Rep. Elijah CummingsElijah Eugene CummingsFormer GOP congressional candidate Kimberly Klacik suing Candace Owens for defamation Former Cummings staffer unveils congressional bid McCarthy, GOP face a delicate dance on Jan. 6 committee MORE (D-Md.) on Wednesday suggested Secret Service Director Julia Pierson should resign, saying President Obama is not well served under her leadership.
The ranking Democrat on the House Oversight Committee said it was "very difficult for me to sleep last night" after the director's testimony before the committee on Tuesday.
Cummings said he came away from the meeting "extremely disappointed."
"I've come to the conclusion that my confidence and my trust in this director, Ms. Pierson, has eroded. And I do not feel comfortable with her in that position," he said on MSNBC.
That is a swing from just a day earlier, when he told reporters the "jury's still out" on her tenure.
His comments were even more blunt during a radio interview with Roland Martin on Wednesday.
"I think this lady has to go," Cummings reportedly said, referring to Pierson.
Cummings isn't the only lawmaker calling for Pierson to resign or be fired.
Rep. Jason Chaffetz (R-Utah) also said she should go in an interview with Fox on Tuesday night.
"I think it’s time that she be fired by the president of the United States or that she resign," he said.
Rep. Doug Collins (R-Ga.), a member of the Oversight Committee also called on Pierson to resign.
"I do not have confidence, especially given her answers of yesterday and the revelations of Atlanta, and then this continuing series of events, that it is probably best that she does step down," Collins said on MSNBC on Wednesday.
He also criticized Pierson over a press release she admitted approving that failed to disclose how far the intruder made it into the White House.
"I was appalled by her answer to that question," he said. "How could the director of the Secret Service approve a statement that was a lie?"
Rep. Gerry Connolly (D-Va.) said on MSNBC Tuesday that he is not ready to call for Pierson’s resignation, but called the Atlanta elevator incident "jaw-dropping."
"I want to give her an opportunity to complete her review and to provide, I hope, cogent recommendations for reform and corrective action,” he said. “But I have to say, it is an open question at the moment whether frankly she can continue in that job with any kind of competence.”
Pierson received a grilling on Capitol Hill over the security breach Sept. 19, when an intruder jumped the fence and made his way into the White House before being apprehended by agents.
New details emerged Monday about that incident.
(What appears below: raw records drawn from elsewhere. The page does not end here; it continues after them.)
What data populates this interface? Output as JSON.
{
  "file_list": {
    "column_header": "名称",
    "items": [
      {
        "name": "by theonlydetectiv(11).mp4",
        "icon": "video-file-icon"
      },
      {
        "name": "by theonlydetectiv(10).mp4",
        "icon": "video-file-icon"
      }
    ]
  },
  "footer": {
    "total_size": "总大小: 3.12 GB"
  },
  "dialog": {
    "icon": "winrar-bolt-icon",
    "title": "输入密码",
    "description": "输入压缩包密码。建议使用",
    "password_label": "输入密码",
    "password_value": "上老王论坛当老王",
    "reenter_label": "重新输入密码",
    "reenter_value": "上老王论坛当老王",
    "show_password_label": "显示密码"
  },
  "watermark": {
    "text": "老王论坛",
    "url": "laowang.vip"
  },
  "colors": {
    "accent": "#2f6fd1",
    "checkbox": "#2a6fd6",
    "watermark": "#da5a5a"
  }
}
Cummings said those details have led to an erosion of public confidence in the director.
"No matter how wonderful Ms. Pierson may be, the public's confidence is eroding," he said on MSNBC. "There used to be a time where, if you thought about the Secret Service, you not dare do anything that might even make them think about you harming the president."
Other news emerged after the hearing, including reports that an armed security contractor with a criminal record was allowed on an elevator with Obama during a Sept. 16 trip to the Centers for Disease Control and Prevention.
Cummings said it seems the public is learning new stories about the Secret Service every week.
Cummings had expressed concern during the hearing that agents felt more comfortable talking to members of Congress rather than to their superiors.
"That has got to change," he said at the time.
Lawmakers on both sides of the aisle have called for an independent investigation into the events surrounding the incident. Cummings and committee Chairman Darrell Issa (R-Calif.) are expected to ask the Department of Homeland Security to investigate.
UPDATE: 10:55 a.m.:
Cummings tweeted Wednesday morning that he has not decided about Pierson, but he is "not comfortable" with Obama's safety.
I have not decided about Pierson, but I'm not comfortable about the safety of the President of the United States of America. #SecretService— Elijah E. Cummings (@RepCummings) October 1, 2014
In a later interview with NPR, the congressman said he has not made a final decision on whether the director should resign. He is expected to talk with Pierson by phone later in the day.
This story was last updated at 12:37 p.m.